Ying CHEN, Ph.D.
2006, Ph.D., Rush University, Chicago.
2007-2012, Postdoctoral Fellow, UTSW Medical Center;
2012-Present, Professor, School of Life Sciences, Xiamen University.
The central goal of our research is to understand the molecular mechanisms of myelinating glial cell development and disease in the mammalian nervous systems. Research in our lab will focus on two areas: 1) Epigenetic and chromatin remodeling control of myelinating cell (oligodendrocyte and Schwann cell) differentiation and disease. 2) Signaling mechanisms including GPCR signaling in glial differentiation and regeneration.

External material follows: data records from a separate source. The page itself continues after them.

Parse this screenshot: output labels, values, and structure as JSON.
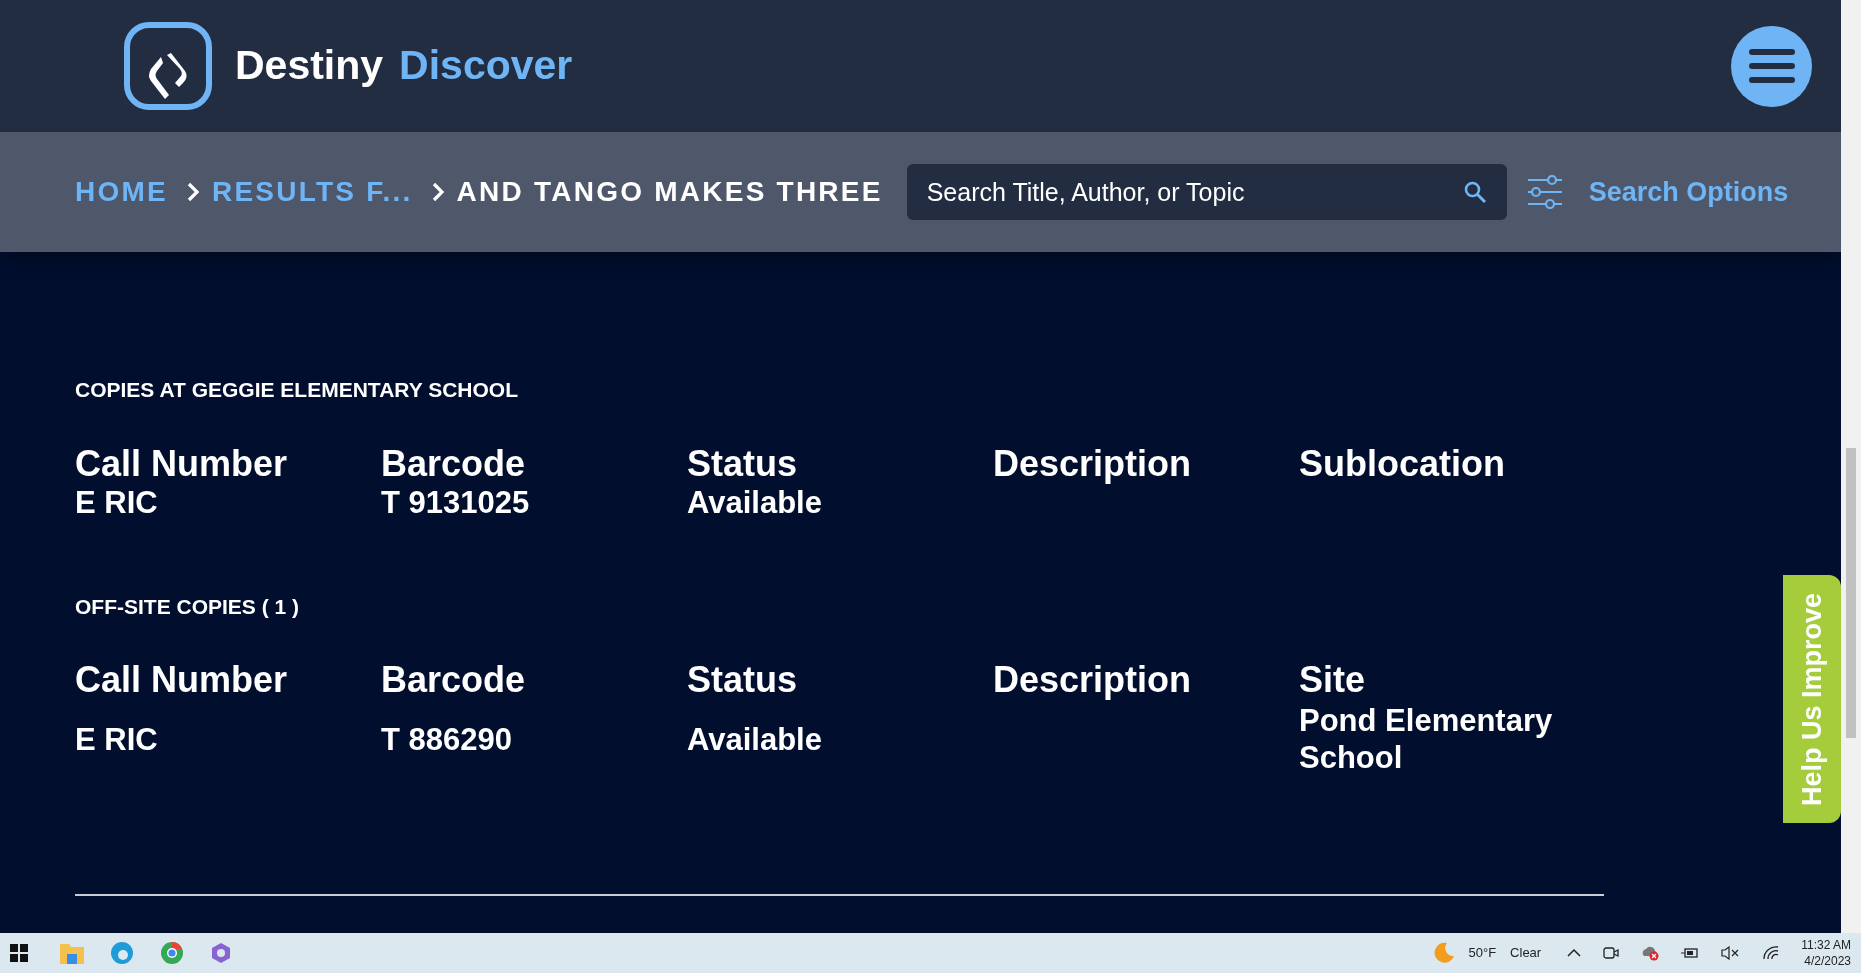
{
  "header": {
    "brand": [
      "Destiny",
      "Discover"
    ]
  },
  "breadcrumbs": [
    {
      "label": "HOME",
      "current": false
    },
    {
      "label": "RESULTS F...",
      "current": false
    },
    {
      "label": "AND TANGO MAKES THREE",
      "current": true
    }
  ],
  "search": {
    "placeholder": "Search Title, Author, or Topic"
  },
  "search_options": "Search Options",
  "sections": [
    {
      "heading": "COPIES AT GEGGIE ELEMENTARY SCHOOL",
      "columns": [
        "Call Number",
        "Barcode",
        "Status",
        "Description",
        "Sublocation"
      ],
      "rows": [
        [
          "E RIC",
          "T 9131025",
          "Available",
          "",
          ""
        ]
      ]
    },
    {
      "heading": "OFF-SITE COPIES ( 1 )",
      "columns": [
        "Call Number",
        "Barcode",
        "Status",
        "Description",
        "Site"
      ],
      "rows": [
        [
          "E RIC",
          "T 886290",
          "Available",
          "",
          "Pond Elementary School"
        ]
      ]
    }
  ],
  "help_tab": "Help Us Improve",
  "taskbar": {
    "temperature": "50°F",
    "weather": "Clear",
    "time": "11:32 AM",
    "date": "4/2/2023"
  }
}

1. Olig2 Targets Chromatin Remodelers To Enhancers To Initiate Oligodendrocyte Differentiation. Yu Y*, Y. Chen*, B. Kim*, H. Wang, C. Zhao, X. He, L. Liu, W. Liu, L. M. N. Wu, M. Mao, J. R. Chan, J. Wu and Q. R. Lu. Cell, 2013 152 1-14 (* Equal contribution)
2. HDAC-mediated Deacetylation of NF-κB is Critical for Schwann cell Myelination. Ying Chen, Haibo Wang, Sung Ok Yoon, Xiaomei Xu, Michael Hottiger, Haesun Kim, Eric N. Olson, and Q. Richard Lu. Nature Neuroscience, 2011 Apr;14(4):437-41.
3. The oligodendrocyte-specific G-protein coupled receptor GPR17 is a cell intrinsic timer of myelination. Y. Chen, H. Wu, S. Wang, H. Koito, J. Li, J. Hoang, F. Ye, S. S. Escobar, A. Gow, H. A. Arnett, B. D. Trapp, N. J. Karandikar, J. Hsieh and Q. R. Lu. Nature Neuroscience, 2009 12 1398-1406
4. The basic helix-loop-helix transcription factor olig2 is critical for reactive astrocyte proliferation after cortical injury. Chen Y, Miles DK, Hoang T, Shi J, Hurlock E, Kernie SG, Lu QR. J Neurosci. 2008 Oct 22;28(43):10983-9.